Demand for delinking new courses from admission process
Mahatma Gandhi University authorities are under pressure from a section of private managements to delink new generation courses from the Centralised Admission Process (CAP).
According to Vice-Chancellor A.V. George, no decision has yet been taken on the subject. He said managements were unanimous in their demand for the move as inordinate delay in the admission process resulted in more than half of the seats lying vacant in their institutions. A three-member sub-committee of the Syndicate has been formed to look into the matter and to find an alternative method to conduct admissions.
Proposals include scrapping the entrance examination, handing over the admission process to the managements and giving them rights over vacant seats. If the move to delink new generation programmes from CAP succeeds, then managements would get admission rights over more than 6,000 seats, spread over a dozen postgraduate programmes including MSW, M.Sc. in Microbiology, Biotechnology, Bioinformatics.
Rajan Varughese, former Pro Vice-Chancellor, told The Hindu the move would have serious implications. Students from different undergraduate programmes apply for at least one PG programme. The entrance test is conducted to find a common denominator to grade students. “Scrapping the entrance test will deny students the right to gain admission. Handing over the admission rights to private managements cannot be justified,” Dr. Varughese said.
The university had acquired the right after a legal battle in the Supreme Court, he said. A section of the private managements had opposed the introduction of the single window system and took legal recourse to challenge it. Rajan Gurukkal, the then Vice-Chancellor, took the unprecedented step of moving the Supreme Court and got a favourable verdict.

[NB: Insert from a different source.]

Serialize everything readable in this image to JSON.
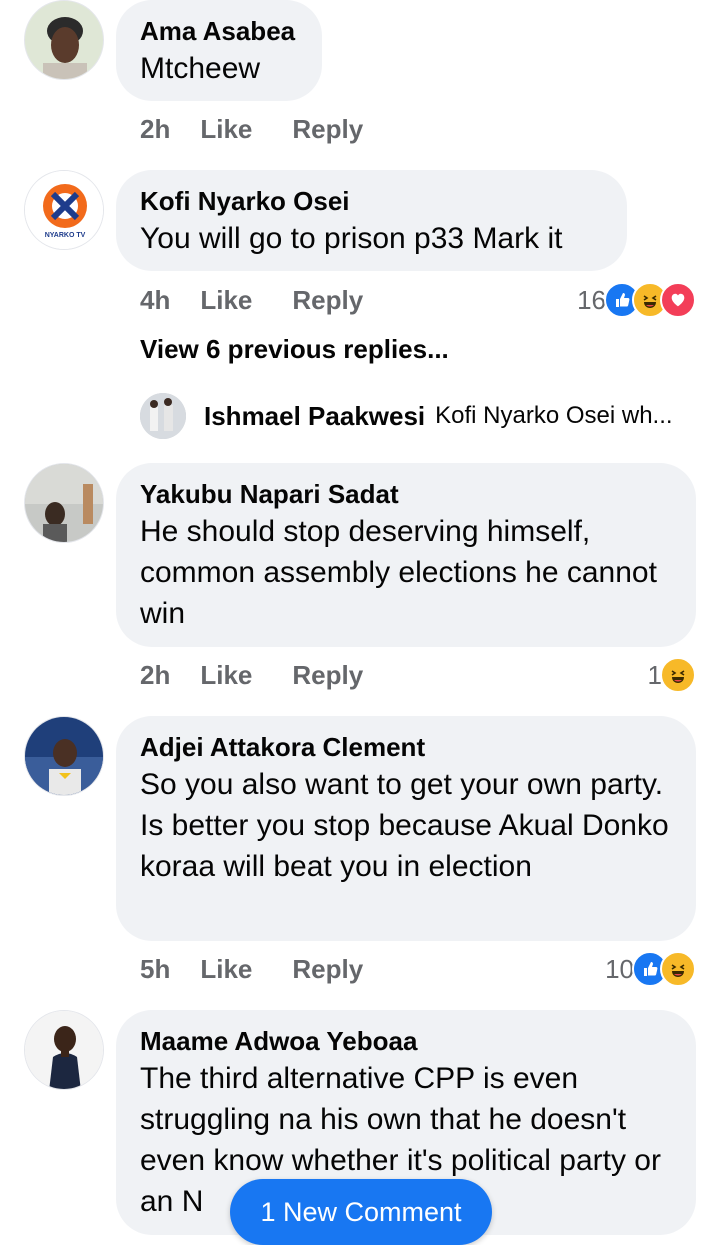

In an email interview, Prof. Gurukkal slammed the move. He said vested interests were behind it. Those rooting for the move were ignorant its academic, social and financial implications for the university
“University authorities are trying to scuttle the university’s assurance of academic quality,” he said. He alleged that university bodies like the Syndicate were giving in to the ostensibly innocuous demands of the Catholic College Management. The bodies were unaware of that such demands would result in violation of reservation rules and exclusion of the socially backward.
“Democratisation of the admission procedure, transparency through technology and equal opportunity of admission to new generation programmes were what we achieved through CAP,” Prof. Gurukkal said.
While most corporate managements welcomed CAP, Catholic managements had expressed their reservations resulting in the legal battle. However, the social implications of CAP were evident from the marked improvement in the intake of students from the SC and ST categories to the programmes. Supporters of CAP suspect the present move is aimed at weakening the provisions of the highly successful programme to suit a section of the private managements.